3. For the Sauteed Wild Mushroom Garnish (optional): Heat butter in medium skillet over low heat; when foam subsides, add mushrooms and sprinkle with salt and pepper. Cover and cook, stirring occasionally, until mushrooms release their liquid, about 10 minutes for shiitakes and chanterelles, about 5 minutes for oysters, and about 9 minutes for cremini. Uncover and continue to cook, stirring occasionally, until liquid released by mushrooms has evaporated and mushrooms are browned, about 2 minutes for shiitakes, about 3 minutes for chanterelles, and about 2 minutes for oysters and cremini. Sprinkle a portion of mushrooms over individual bowls of soup and serve.

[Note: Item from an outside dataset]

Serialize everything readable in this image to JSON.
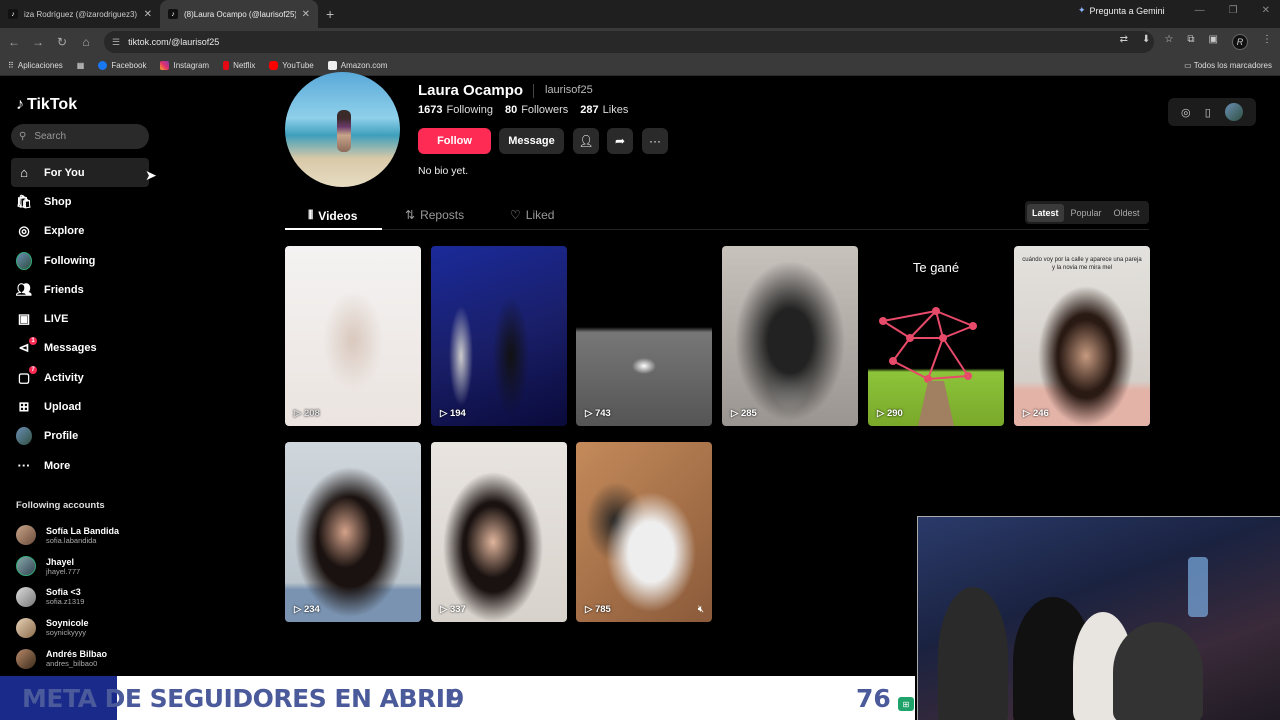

Hot and Sour Soup (from Cooks Illustrated)
To make slicing the pork chop easier, freeze it for 15 minutes. We prefer the distinctive flavor of Chinese black vinegar; look for it in Asian supermarkets. If you can’t find it, a combination of red wine vinegar and balsamic vinegar approximates its flavor. This soup is very spicy. For a less spicy soup, omit the chili oil altogether or add only 1 teaspoon.
Serves 6 to 8 as an appetizer
7 ounces extra-firm tofu, drained
4 tablespoons soy sauce
1 teaspoon toasted sesame oil
3 tablespoons cornstarch, plus an additional 1 1/2 teaspoons
1 boneless, center-cut, pork loin chop (1/2 inch thick, about 6 ounces), trimmed of fat and cut into 1 inch by 1/8-inch matchsticks
3 tablespoons cold water, plus 1 additional teaspoon
1 large egg
6 cups low-sodium chicken broth
1 cup bamboo shoots (from one 5-ounce can), sliced lengthwise into 1/8-inch-thick strips
4 ounces fresh shiitake mushrooms, stems removed, caps sliced 1/4 inch thick (about 1 cup)
5 tablespoons black Chinese vinegar or 1 tablespoon red wine vinegar plus 1 tablespoon balsamic vinegar (see note above)
2 teaspoons chili oil (see note above)
1 teaspoon ground white pepper
3 medium scallions, sliced thin
1. Place tofu in pie plate and set heavy plate on top. Weight with 2 heavy cans; let stand at least 15 minutes (tofu should release about ½ cup liquid). Whisk 1 tablespoon soy sauce, sesame oil, and 1 teaspoon cornstarch in medium bowl; toss pork with marinade and set aside for at least 10 minutes (but no more than 30 minutes).
2. Combine 3 tablespoons cornstarch with 3 tablespoons water in small bowl and mix thoroughly; set aside, leaving spoon in bowl. Mix remaining ½ teaspoon cornstarch with remaining 1 teaspoon water in small bowl; add egg and beat with fork until combined. Set aside.
3. Bring broth to boil in large saucepan set over medium-high heat. Reduce heat to medium-low; add bamboo shoots and mushrooms and simmer until mushrooms are just tender, about 5 minutes. While broth simmers, dice tofu into ½-inch cubes. Add tofu and pork, including marinade, to soup, stirring to separate any pieces of pork that stick together. Continue to simmer until pork is no longer pink, about 2 minutes.
4. Stir cornstarch mixture to recombine. Add to soup and increase heat to medium-high; cook, stirring occasionally, until soup thickens and turns translucent, about 1 minute. Stir in vinegar, chili oil, pepper, and remaining 3 tablespoons soy sauce; turn off heat.
5. Without stirring soup, use soupspoon to slowly drizzle very thin streams of egg mixture into pot in circular motion. Let soup sit 1 minute, then return saucepan to medium-high heat. Bring soup to gentle boil, then immediately remove from heat. Gently stir soup once to evenly distribute egg; ladle into bowls and top with scallions.
Cal 120; Fat 5 g; Sat fat 1 g; Chol 12 mg; Carb 12 g; Protein 8 g; Fiber 1 g; Sodium 1110 mg